To his credit, he decides today is not going to be a ‘read every word on every exhibit’ day and we whistle through it. He says it doesn’t hold the same magic as when he came as a ‘spotty teenage trainspotter’ in the early 80s. His inner anorak still surfaces when he repeatedly informs me what this and that train were famous for … I’m as gripped as the class of primary school kids that run straight past all the trains to reach the play area outside.
We spend some time on the impressive City Walls walking to the southern end of town before turning our attention inwards past York Castle to the City Centre. Then we see it…
… Specsavers, like a beacon burning in the distance, my day is complete. A screw fell out of my glasses last week in Bolton, I would have looked like Jack Duckworth off ‘Corrie’ if I’d fixed them, so forlornly carried them in my bag in the hope we might find a Specsavers … ten minutes later we are mended and back pounding the pavement.
We mooch around the usual ‘must see’ sights in York and numerous Christmas Markets. Expensive portion of chips with a dip each, where I somehow ended up being mugged by the stall holder as he slipped an old tenner into my change. Whilst munching on the salty snack a chap marches over towards us announcing that he’s going to talk to us. I always attract the nutters, I don’t want to talk to a stranger whilst savouring expensive, hot chips on a cold December day, with an old tenner in my purse that I’ve still not noticed. He then announced he’d spotted the Bury hat pulled down over The Boss’ ears. The Bury FC hat that 20 years ago I found in a puddle on an Asda car park in Bolton. It turns out, he was a staunch Bury supporter as mad and upset as The Boss about their current predicament. Half an hour later, I make our excuses and drag The Boss off. Trains and football and wall walking, in one day, I had visions of mulled wine and Christmas shopping. Should’ve realised those things weren’t going to be on the agenda. For some reason, as much as we love Yorkshire, the City of York just doesn’t seem to do it for us and we are heading back for the bus just before the rush hour masses.

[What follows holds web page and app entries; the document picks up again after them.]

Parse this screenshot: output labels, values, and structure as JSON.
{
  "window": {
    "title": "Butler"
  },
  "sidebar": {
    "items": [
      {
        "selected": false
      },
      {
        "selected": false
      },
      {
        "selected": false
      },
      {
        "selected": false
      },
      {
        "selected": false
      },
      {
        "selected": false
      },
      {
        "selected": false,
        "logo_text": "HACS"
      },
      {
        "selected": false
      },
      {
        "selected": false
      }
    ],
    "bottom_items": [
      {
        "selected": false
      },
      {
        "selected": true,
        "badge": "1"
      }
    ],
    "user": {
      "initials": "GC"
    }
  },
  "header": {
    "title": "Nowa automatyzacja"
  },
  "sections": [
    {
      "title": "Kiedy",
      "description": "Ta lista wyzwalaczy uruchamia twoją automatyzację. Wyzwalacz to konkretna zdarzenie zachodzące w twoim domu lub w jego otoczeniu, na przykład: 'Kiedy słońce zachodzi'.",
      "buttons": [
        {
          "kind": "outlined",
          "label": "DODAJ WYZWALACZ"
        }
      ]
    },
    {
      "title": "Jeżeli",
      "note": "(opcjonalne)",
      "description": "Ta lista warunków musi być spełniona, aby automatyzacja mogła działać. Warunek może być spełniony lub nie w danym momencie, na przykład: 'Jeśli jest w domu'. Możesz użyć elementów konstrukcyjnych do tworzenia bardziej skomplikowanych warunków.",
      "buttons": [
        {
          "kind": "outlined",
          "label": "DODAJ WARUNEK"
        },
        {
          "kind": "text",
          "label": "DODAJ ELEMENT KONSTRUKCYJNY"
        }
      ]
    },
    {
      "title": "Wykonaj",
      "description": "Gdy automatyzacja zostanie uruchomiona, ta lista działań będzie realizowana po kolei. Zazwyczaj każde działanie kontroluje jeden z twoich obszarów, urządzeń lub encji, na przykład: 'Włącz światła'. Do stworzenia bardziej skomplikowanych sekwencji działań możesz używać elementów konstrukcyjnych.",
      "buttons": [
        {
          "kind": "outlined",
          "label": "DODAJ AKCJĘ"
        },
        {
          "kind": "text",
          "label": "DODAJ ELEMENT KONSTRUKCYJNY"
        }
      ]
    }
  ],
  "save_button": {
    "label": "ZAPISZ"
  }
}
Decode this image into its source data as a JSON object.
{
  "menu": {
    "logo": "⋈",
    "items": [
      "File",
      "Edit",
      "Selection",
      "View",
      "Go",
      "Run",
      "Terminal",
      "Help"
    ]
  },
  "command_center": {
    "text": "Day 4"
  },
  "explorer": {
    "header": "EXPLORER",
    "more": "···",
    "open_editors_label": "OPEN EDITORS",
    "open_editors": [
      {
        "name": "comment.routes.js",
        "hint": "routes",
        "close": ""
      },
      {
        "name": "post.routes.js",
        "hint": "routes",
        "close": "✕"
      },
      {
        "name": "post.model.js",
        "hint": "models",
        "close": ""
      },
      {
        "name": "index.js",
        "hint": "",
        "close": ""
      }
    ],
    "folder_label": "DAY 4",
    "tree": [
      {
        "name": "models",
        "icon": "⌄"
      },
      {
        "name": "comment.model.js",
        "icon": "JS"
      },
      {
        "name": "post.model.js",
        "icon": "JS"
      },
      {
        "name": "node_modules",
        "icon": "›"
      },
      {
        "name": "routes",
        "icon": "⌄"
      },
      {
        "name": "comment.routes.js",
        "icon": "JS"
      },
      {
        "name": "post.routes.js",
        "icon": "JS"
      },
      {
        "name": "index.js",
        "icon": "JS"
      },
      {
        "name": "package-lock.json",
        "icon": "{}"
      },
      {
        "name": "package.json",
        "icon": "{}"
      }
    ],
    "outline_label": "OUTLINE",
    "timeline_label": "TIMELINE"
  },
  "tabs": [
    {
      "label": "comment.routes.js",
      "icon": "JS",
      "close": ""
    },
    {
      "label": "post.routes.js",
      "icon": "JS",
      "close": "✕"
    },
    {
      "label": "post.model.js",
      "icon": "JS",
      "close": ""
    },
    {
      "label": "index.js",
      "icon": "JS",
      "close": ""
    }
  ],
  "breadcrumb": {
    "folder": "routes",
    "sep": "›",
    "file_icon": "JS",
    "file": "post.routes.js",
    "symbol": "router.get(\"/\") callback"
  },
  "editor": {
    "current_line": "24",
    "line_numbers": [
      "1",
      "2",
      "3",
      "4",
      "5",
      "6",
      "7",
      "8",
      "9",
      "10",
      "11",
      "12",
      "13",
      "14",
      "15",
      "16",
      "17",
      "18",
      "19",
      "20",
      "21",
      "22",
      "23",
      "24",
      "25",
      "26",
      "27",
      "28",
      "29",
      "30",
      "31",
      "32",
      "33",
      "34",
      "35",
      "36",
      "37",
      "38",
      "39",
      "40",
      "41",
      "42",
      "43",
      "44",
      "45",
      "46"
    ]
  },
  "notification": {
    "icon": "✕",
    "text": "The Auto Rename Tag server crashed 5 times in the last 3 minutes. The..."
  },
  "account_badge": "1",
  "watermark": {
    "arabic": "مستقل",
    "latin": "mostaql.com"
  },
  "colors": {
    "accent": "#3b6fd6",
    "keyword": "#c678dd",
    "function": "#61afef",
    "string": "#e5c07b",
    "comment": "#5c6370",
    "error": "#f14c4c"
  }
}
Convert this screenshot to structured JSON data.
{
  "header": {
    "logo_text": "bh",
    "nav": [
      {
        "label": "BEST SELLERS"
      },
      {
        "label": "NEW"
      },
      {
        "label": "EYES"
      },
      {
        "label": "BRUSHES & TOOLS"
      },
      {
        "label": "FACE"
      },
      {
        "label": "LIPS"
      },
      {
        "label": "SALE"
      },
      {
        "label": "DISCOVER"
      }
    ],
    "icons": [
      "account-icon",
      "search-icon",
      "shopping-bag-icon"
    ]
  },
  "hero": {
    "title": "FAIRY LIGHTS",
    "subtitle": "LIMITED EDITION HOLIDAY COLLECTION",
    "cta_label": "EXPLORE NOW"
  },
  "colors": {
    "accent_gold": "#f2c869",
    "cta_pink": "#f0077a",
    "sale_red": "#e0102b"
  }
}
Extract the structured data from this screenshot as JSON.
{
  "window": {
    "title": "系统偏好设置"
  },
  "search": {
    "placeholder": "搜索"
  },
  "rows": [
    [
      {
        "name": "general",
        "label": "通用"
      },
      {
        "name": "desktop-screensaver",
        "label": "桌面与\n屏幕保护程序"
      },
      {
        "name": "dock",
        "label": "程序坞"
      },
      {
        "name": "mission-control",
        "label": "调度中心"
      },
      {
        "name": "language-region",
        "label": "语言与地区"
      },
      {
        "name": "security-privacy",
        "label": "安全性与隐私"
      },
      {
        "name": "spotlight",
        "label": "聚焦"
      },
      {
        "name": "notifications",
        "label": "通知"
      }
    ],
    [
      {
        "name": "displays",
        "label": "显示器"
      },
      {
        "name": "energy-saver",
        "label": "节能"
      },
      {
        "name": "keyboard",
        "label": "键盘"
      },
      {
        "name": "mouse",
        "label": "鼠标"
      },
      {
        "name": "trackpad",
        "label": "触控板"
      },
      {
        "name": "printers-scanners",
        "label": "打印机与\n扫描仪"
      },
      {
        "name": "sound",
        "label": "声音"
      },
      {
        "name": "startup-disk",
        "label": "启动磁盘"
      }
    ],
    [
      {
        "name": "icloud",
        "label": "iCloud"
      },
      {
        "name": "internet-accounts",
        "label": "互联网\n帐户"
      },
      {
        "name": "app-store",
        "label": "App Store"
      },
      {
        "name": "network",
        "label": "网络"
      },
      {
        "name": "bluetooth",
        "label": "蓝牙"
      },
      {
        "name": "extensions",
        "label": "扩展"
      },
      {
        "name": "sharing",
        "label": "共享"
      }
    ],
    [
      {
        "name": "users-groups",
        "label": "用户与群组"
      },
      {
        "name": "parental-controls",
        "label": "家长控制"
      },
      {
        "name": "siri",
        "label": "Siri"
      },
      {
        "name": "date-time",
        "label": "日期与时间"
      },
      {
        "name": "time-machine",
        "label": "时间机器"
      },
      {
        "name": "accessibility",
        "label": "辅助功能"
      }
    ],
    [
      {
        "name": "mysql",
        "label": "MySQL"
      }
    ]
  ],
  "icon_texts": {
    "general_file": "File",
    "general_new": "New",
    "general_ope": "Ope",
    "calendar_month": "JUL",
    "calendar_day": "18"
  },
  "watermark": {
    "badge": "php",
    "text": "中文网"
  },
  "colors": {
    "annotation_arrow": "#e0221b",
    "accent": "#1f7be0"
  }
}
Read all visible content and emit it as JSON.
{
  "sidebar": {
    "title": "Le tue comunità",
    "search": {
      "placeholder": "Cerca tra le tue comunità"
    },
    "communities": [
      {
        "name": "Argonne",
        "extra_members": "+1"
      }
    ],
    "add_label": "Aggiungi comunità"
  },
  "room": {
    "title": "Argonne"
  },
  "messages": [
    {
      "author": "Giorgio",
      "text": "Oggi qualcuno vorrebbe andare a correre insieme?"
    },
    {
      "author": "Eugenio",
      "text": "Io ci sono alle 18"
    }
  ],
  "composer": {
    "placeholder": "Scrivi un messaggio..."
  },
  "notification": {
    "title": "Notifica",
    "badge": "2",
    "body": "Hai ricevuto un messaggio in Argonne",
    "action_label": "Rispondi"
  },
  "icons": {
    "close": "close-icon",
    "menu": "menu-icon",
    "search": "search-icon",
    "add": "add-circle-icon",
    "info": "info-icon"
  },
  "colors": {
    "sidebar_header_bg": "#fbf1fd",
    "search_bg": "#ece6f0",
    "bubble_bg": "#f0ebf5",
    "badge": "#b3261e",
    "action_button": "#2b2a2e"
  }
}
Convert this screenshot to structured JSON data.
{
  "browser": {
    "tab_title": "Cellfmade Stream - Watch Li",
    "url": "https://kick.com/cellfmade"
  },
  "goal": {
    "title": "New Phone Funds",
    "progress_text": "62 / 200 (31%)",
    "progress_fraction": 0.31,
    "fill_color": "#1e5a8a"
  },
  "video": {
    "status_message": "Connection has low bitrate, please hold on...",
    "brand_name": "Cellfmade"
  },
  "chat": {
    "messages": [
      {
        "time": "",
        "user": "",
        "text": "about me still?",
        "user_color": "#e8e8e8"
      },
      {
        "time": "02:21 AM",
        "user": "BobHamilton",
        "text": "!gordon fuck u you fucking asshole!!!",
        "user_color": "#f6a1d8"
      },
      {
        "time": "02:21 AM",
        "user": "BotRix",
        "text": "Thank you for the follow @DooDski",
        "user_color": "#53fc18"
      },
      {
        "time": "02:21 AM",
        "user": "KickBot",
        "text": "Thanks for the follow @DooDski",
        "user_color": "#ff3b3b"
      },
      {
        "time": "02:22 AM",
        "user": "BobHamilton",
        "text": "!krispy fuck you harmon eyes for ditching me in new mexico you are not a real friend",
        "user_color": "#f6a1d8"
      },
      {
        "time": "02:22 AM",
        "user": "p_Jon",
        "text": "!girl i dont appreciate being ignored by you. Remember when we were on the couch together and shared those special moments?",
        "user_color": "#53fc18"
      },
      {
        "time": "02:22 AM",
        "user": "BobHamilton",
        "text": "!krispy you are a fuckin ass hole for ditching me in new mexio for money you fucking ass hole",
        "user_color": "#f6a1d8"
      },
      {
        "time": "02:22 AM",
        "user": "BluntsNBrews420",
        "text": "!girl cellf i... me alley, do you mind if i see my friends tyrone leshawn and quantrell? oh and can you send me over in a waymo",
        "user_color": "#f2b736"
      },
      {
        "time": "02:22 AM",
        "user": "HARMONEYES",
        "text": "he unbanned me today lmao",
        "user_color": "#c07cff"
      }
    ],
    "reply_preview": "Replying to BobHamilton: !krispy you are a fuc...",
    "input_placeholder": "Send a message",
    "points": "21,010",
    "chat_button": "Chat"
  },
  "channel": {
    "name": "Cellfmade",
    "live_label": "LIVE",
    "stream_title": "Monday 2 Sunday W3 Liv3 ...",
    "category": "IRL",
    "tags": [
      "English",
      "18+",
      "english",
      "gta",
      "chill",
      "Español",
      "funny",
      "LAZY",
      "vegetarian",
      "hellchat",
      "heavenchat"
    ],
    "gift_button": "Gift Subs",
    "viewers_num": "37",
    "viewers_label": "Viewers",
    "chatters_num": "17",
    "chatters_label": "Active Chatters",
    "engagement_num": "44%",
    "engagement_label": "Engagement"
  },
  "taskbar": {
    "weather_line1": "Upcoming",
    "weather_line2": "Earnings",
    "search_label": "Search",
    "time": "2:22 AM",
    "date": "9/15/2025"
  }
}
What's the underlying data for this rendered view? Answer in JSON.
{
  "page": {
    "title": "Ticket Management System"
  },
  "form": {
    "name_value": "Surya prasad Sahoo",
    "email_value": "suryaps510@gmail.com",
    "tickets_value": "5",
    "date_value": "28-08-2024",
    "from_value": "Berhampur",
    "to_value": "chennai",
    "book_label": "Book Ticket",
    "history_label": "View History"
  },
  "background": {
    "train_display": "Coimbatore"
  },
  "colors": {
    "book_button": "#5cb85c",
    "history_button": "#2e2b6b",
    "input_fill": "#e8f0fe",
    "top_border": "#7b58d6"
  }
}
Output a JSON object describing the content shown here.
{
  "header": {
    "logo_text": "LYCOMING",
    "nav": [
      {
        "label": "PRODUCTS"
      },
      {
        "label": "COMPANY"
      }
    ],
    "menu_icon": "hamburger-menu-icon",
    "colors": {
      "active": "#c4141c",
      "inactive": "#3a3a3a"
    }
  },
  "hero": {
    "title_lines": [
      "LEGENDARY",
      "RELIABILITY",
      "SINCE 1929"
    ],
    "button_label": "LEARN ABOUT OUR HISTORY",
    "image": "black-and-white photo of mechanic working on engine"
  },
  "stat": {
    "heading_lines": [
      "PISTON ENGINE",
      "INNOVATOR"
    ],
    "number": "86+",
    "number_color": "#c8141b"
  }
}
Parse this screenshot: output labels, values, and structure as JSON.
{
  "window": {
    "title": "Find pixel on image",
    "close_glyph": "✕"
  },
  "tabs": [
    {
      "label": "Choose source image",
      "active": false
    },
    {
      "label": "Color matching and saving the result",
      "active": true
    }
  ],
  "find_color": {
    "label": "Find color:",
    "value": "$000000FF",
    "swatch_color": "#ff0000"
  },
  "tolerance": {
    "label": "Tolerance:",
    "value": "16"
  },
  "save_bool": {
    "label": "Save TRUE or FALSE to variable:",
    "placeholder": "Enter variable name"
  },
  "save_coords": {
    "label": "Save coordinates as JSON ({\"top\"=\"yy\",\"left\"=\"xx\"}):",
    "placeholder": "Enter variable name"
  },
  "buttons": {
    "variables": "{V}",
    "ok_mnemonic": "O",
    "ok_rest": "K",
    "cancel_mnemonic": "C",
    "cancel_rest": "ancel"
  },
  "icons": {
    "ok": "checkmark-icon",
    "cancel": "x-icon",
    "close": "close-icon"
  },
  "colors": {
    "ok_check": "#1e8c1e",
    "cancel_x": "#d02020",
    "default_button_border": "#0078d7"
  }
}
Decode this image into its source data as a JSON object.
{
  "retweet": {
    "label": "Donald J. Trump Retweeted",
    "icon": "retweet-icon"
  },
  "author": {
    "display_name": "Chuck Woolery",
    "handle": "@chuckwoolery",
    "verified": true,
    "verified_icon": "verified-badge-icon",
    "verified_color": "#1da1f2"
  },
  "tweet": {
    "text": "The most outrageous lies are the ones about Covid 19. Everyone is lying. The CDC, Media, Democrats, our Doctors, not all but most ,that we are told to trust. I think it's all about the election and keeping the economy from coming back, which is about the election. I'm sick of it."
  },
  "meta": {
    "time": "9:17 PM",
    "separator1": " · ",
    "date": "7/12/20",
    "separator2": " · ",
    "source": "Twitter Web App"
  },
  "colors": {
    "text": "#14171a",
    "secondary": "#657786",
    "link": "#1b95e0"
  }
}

We have a lazy day in the caravan on our final full day, venturing five miles up the road to a caravan dealer to see if they sell our preferred caravan step. They do, £25, which turned into £20 when scanned at the till, hurray, we celebrate by picking up a six inch screw in the tyre on the way out. Explaining the Tap .. Tap .. Tap .. on the road back, and the TapTapTapTapTapTap on the dual carriageway.
The Boss rises from his slumber at least two hours before he wanted and selects a suitable Tyre Centre. Top Tip. The north section of York’s ringroad is utterly useless, he reckons they built the City Centre to bypass it. The southern section is way, way quicker, he chooses a Tyre Centre on the south side, York Tyre Sales, and is back at the caravan in just over one hour, £20 lighter but that seemed reasonable under the circumstances.
An hour later we are rolling out of the site .. heading south.
For more blogs relating to this trip, click the links below
Bury and Bolton – An annual pilgrimage